In cases where the cancer may be confined to the esophagus, endoscopic ultrasonography (ultrasound) may be used to determine how deep the tumor has gone and whether it has spread to the surrounding tissues.

A computed tomographic (CT) scan of the chest, abdomen and pelvis can help determine whether the cancer has metastasized. Additionally, positron-emission tomography (PET) scans can be used to examine the lymph nodes and other sites for metastases that might not be detected in the CT scan or ultrasonography.

Treatment of Squamous Cell Carcinoma

Once squamous cell carcinoma has developed, it can be treated but not cured. Prognosis is usually poor. Treatment involves either surgery or a combination of chemotherapy with radiation treatment. Clinical trials of combined surgical and chemotherapy are under way, though results thus far have not shown significant advantages for combination treatments:

  • Surgery: Surgical resection of the esophagus is used when the cancer is localized to a small area with no metastases. The five-year survival rate for patients who have undergone surgical treatment for esophageal cancer ranges from 5 percent to 30 percent, although patients with very early diagnoses have better prognoses.In cases where patients have a history of head and neck cancer or a history of ingesting caustic substances, careful following of the progress of the disease can lead to early detection of squamous cell carcinomas, allowing surgical removal before the cancer progresses. Once symptoms are present, however, the cancer has usually invaded more tissues and may have already metastasized to new sites in the body, making surgery less feasible.
  • Chemotherapy and Radiation Therapy: Radiation therapy alone is insufficient to control squamous cell carcinoma. Chemotherapy combined with radiation therapy allows a much better five-year survival rate As a result, the outcomes for combined chemotherapy and radiotherapy are similar to those for surgical intervention.


Enzinger, P. C., Mayer, R. J. (2003). Esophageal Cancer. The New England Journal of Medicine, 349 (23), 2241-2252.

National Cancer Institute. (n.d.). Esophageal Cancer.
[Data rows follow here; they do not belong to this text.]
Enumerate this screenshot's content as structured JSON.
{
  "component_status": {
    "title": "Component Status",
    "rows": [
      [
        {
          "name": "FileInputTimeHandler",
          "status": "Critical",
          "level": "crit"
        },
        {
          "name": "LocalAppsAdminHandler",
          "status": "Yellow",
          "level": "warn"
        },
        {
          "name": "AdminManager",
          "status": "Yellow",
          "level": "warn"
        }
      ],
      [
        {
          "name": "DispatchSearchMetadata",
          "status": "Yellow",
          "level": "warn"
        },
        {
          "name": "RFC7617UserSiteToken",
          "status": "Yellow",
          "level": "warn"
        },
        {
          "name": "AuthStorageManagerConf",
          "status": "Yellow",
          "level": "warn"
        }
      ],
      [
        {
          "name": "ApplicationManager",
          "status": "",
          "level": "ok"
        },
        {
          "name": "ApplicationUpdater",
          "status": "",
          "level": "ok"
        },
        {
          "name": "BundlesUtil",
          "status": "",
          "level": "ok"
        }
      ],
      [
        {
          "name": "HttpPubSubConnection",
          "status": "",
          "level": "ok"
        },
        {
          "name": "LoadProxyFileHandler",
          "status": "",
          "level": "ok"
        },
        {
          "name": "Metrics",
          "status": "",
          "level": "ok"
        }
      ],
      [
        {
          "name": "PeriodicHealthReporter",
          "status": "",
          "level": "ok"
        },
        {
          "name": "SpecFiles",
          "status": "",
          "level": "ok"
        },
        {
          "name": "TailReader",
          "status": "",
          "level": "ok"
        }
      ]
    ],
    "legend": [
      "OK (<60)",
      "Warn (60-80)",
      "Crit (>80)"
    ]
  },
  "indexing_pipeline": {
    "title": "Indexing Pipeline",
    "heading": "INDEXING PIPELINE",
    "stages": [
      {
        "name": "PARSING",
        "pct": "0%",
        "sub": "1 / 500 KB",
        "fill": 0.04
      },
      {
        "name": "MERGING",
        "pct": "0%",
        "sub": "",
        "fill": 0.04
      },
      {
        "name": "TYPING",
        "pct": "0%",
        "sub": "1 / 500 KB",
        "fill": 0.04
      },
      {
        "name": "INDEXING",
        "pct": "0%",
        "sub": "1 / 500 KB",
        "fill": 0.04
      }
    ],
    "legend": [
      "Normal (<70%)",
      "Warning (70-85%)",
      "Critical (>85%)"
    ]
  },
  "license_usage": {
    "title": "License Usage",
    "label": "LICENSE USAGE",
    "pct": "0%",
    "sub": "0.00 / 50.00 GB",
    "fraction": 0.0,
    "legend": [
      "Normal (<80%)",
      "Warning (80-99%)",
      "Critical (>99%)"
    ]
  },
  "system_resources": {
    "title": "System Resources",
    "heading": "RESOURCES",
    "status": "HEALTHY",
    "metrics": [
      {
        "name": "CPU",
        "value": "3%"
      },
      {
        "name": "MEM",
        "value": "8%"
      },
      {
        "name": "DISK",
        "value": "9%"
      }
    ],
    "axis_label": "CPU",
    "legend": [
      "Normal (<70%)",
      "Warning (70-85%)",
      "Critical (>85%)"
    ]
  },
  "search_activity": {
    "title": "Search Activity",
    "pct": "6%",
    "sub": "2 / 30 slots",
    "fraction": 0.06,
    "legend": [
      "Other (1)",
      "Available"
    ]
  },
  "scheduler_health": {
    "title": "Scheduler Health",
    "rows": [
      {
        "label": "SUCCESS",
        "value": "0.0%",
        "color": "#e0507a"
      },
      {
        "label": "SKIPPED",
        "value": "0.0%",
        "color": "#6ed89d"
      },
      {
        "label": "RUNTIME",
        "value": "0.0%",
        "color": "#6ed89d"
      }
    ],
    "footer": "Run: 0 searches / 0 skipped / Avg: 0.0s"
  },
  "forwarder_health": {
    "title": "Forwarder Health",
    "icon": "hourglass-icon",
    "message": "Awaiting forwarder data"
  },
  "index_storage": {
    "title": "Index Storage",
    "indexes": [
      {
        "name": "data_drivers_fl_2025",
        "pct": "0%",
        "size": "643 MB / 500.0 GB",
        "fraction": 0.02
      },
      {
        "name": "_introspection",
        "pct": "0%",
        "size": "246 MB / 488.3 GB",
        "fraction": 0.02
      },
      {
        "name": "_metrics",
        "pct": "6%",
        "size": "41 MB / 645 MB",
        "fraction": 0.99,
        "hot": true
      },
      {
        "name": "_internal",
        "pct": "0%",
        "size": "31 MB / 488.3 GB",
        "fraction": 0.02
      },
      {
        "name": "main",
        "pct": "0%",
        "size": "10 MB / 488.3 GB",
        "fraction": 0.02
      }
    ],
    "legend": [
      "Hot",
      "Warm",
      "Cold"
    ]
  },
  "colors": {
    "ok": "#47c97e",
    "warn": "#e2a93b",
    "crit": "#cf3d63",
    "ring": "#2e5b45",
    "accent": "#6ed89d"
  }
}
Retrieved June 20, 2007 from

University of Utah Health Care. (October 2001). Digestive Disorders — Esophageal Cancer. Retrieved June 20, 2007 from